# Activity
Repeat the entries below exactly, pictures excluded.
--- Material for this task ---
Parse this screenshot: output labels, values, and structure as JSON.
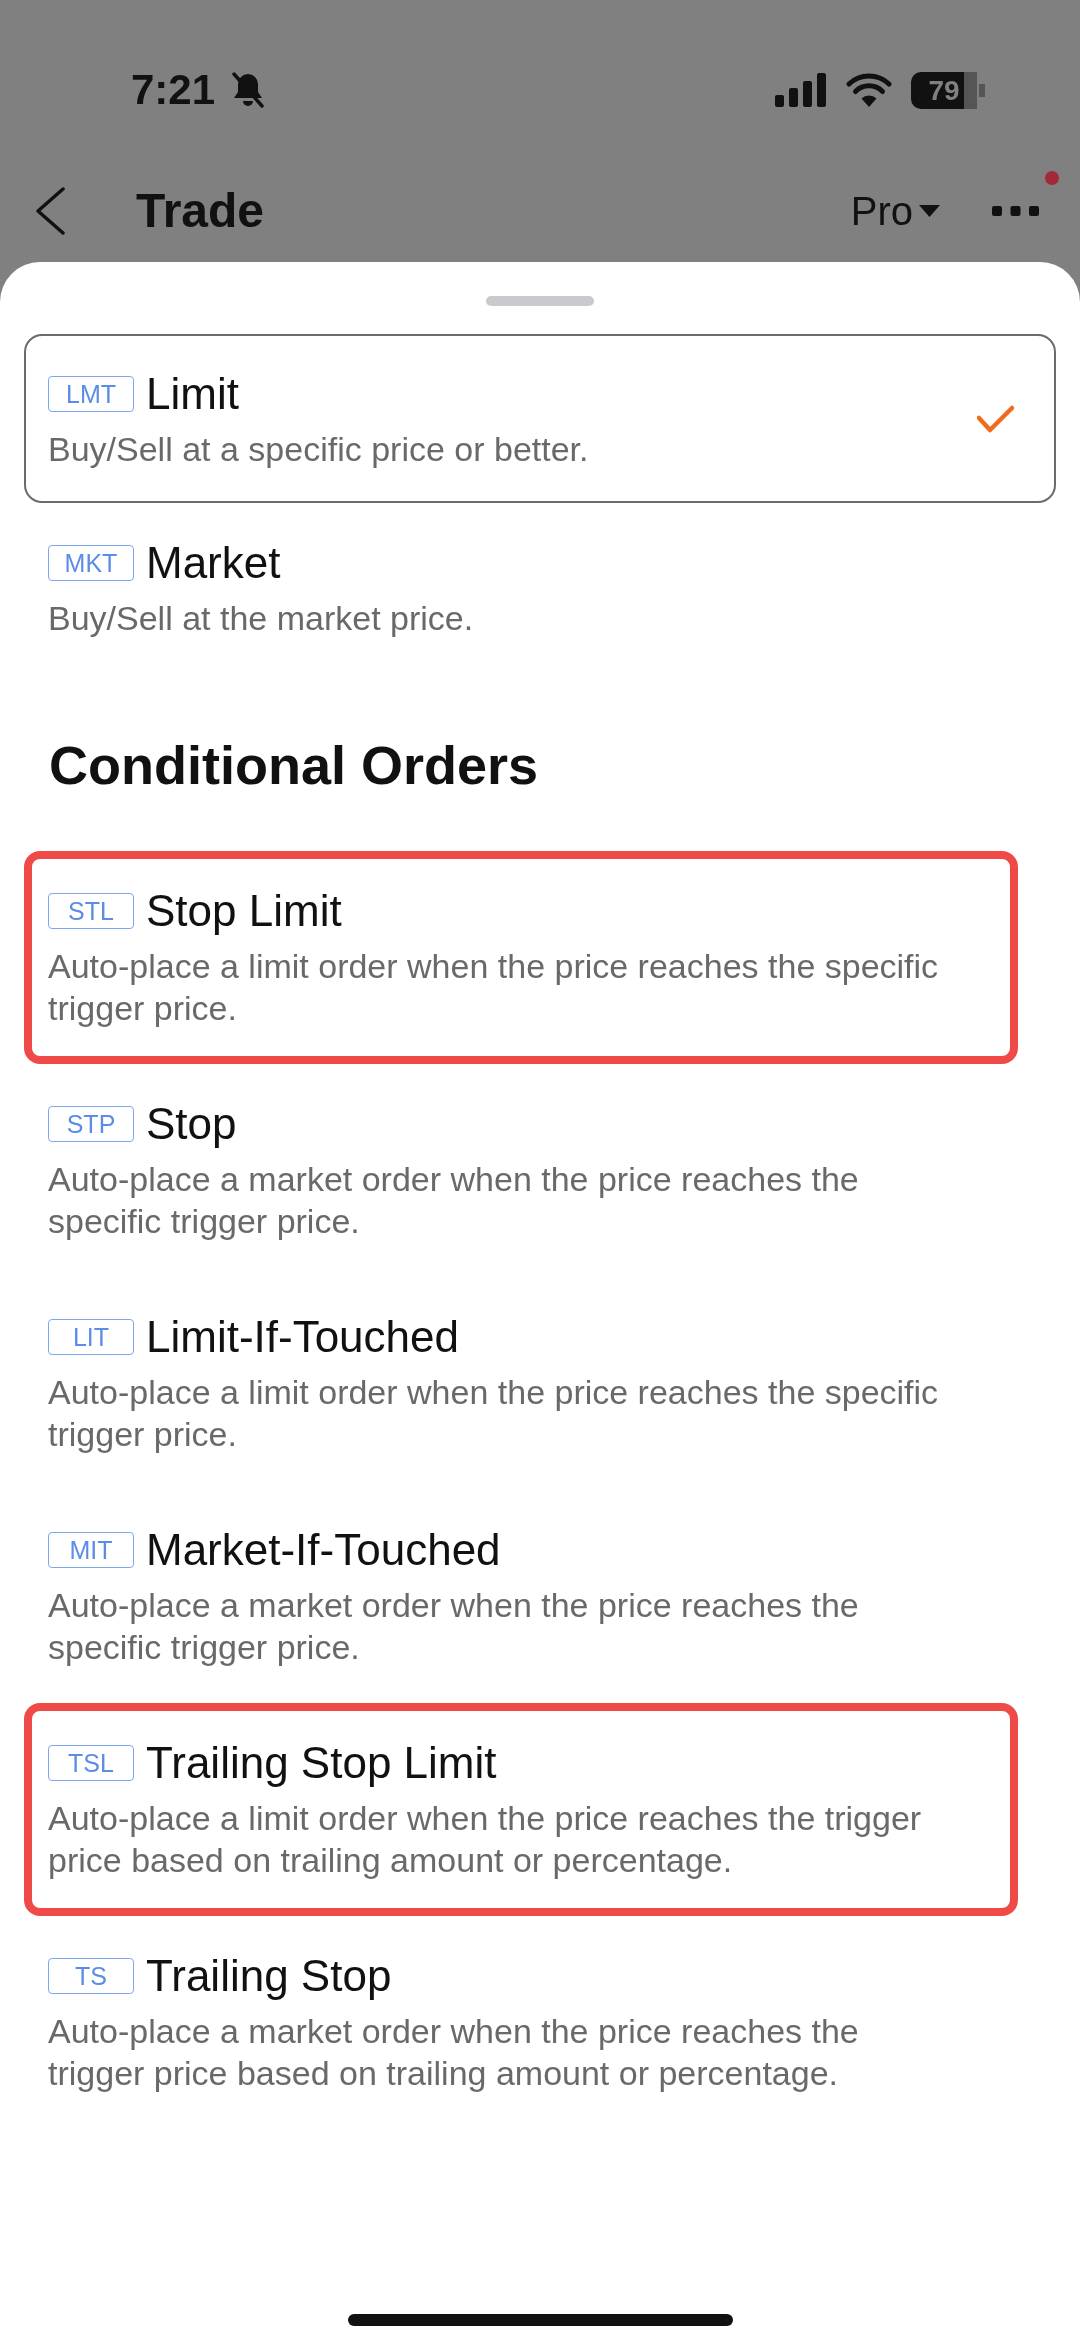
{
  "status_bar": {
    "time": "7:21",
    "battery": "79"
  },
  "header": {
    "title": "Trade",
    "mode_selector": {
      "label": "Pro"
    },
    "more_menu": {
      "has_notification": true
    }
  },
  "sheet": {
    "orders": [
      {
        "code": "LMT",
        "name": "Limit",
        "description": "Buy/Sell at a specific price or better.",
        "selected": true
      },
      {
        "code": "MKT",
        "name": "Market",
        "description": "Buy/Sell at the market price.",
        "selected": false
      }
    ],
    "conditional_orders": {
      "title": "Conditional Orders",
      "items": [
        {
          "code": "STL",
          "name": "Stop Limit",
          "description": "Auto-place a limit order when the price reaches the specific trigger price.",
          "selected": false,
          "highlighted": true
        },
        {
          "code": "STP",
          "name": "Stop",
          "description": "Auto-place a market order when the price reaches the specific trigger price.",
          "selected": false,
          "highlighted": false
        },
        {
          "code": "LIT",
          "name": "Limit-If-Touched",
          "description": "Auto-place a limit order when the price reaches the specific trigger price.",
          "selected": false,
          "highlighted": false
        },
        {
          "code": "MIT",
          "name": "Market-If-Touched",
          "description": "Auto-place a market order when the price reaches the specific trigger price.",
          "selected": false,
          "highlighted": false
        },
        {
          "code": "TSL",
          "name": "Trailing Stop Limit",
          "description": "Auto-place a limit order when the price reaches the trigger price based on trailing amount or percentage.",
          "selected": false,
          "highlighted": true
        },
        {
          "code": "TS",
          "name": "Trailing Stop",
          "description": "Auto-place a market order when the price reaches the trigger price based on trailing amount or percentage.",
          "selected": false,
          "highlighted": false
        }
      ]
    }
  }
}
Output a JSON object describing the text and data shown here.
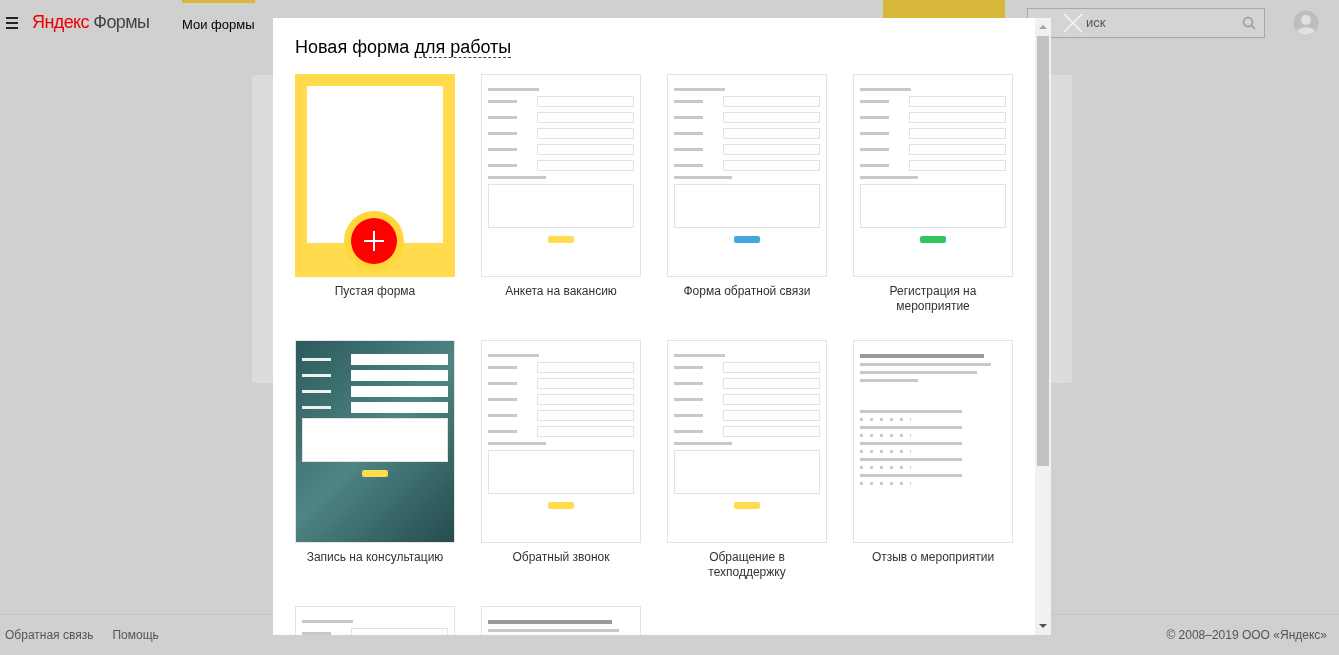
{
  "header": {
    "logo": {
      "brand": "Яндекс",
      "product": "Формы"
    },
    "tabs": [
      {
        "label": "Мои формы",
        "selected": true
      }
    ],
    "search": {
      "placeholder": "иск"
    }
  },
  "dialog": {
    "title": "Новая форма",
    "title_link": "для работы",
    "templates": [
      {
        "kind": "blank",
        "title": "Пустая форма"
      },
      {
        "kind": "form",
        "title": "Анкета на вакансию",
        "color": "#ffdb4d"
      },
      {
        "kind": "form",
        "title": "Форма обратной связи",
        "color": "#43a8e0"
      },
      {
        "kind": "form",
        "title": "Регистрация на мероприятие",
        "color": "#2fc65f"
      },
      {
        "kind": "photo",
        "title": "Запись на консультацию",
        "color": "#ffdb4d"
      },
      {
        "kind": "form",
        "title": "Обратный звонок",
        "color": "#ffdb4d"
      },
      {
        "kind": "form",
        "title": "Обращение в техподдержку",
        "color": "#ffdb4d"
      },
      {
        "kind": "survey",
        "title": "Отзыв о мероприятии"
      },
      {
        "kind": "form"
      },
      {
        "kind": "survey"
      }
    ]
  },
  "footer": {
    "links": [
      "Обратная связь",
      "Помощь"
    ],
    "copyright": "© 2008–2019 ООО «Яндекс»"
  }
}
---
# Output for this task
Parse this screenshot: output labels, values, and structure as JSON.
{
  "status_bar": {
    "time": "7:21",
    "battery": "79"
  },
  "header": {
    "title": "Trade",
    "mode_selector": {
      "label": "Pro"
    },
    "more_menu": {
      "has_notification": true
    }
  },
  "sheet": {
    "orders": [
      {
        "code": "LMT",
        "name": "Limit",
        "description": "Buy/Sell at a specific price or better.",
        "selected": true
      },
      {
        "code": "MKT",
        "name": "Market",
        "description": "Buy/Sell at the market price.",
        "selected": false
      }
    ],
    "conditional_orders": {
      "title": "Conditional Orders",
      "items": [
        {
          "code": "STL",
          "name": "Stop Limit",
          "description": "Auto-place a limit order when the price reaches the specific trigger price.",
          "selected": false,
          "highlighted": true
        },
        {
          "code": "STP",
          "name": "Stop",
          "description": "Auto-place a market order when the price reaches the specific trigger price.",
          "selected": false,
          "highlighted": false
        },
        {
          "code": "LIT",
          "name": "Limit-If-Touched",
          "description": "Auto-place a limit order when the price reaches the specific trigger price.",
          "selected": false,
          "highlighted": false
        },
        {
          "code": "MIT",
          "name": "Market-If-Touched",
          "description": "Auto-place a market order when the price reaches the specific trigger price.",
          "selected": false,
          "highlighted": false
        },
        {
          "code": "TSL",
          "name": "Trailing Stop Limit",
          "description": "Auto-place a limit order when the price reaches the trigger price based on trailing amount or percentage.",
          "selected": false,
          "highlighted": true
        },
        {
          "code": "TS",
          "name": "Trailing Stop",
          "description": "Auto-place a market order when the price reaches the trigger price based on trailing amount or percentage.",
          "selected": false,
          "highlighted": false
        }
      ]
    }
  }
}
Output a JSON object describing the text and data shown here.
{
  "header": {
    "logo": {
      "brand": "Яндекс",
      "product": "Формы"
    },
    "tabs": [
      {
        "label": "Мои формы",
        "selected": true
      }
    ],
    "search": {
      "placeholder": "иск"
    }
  },
  "dialog": {
    "title": "Новая форма",
    "title_link": "для работы",
    "templates": [
      {
        "kind": "blank",
        "title": "Пустая форма"
      },
      {
        "kind": "form",
        "title": "Анкета на вакансию",
        "color": "#ffdb4d"
      },
      {
        "kind": "form",
        "title": "Форма обратной связи",
        "color": "#43a8e0"
      },
      {
        "kind": "form",
        "title": "Регистрация на мероприятие",
        "color": "#2fc65f"
      },
      {
        "kind": "photo",
        "title": "Запись на консультацию",
        "color": "#ffdb4d"
      },
      {
        "kind": "form",
        "title": "Обратный звонок",
        "color": "#ffdb4d"
      },
      {
        "kind": "form",
        "title": "Обращение в техподдержку",
        "color": "#ffdb4d"
      },
      {
        "kind": "survey",
        "title": "Отзыв о мероприятии"
      },
      {
        "kind": "form"
      },
      {
        "kind": "survey"
      }
    ]
  },
  "footer": {
    "links": [
      "Обратная связь",
      "Помощь"
    ],
    "copyright": "© 2008–2019 ООО «Яндекс»"
  }
}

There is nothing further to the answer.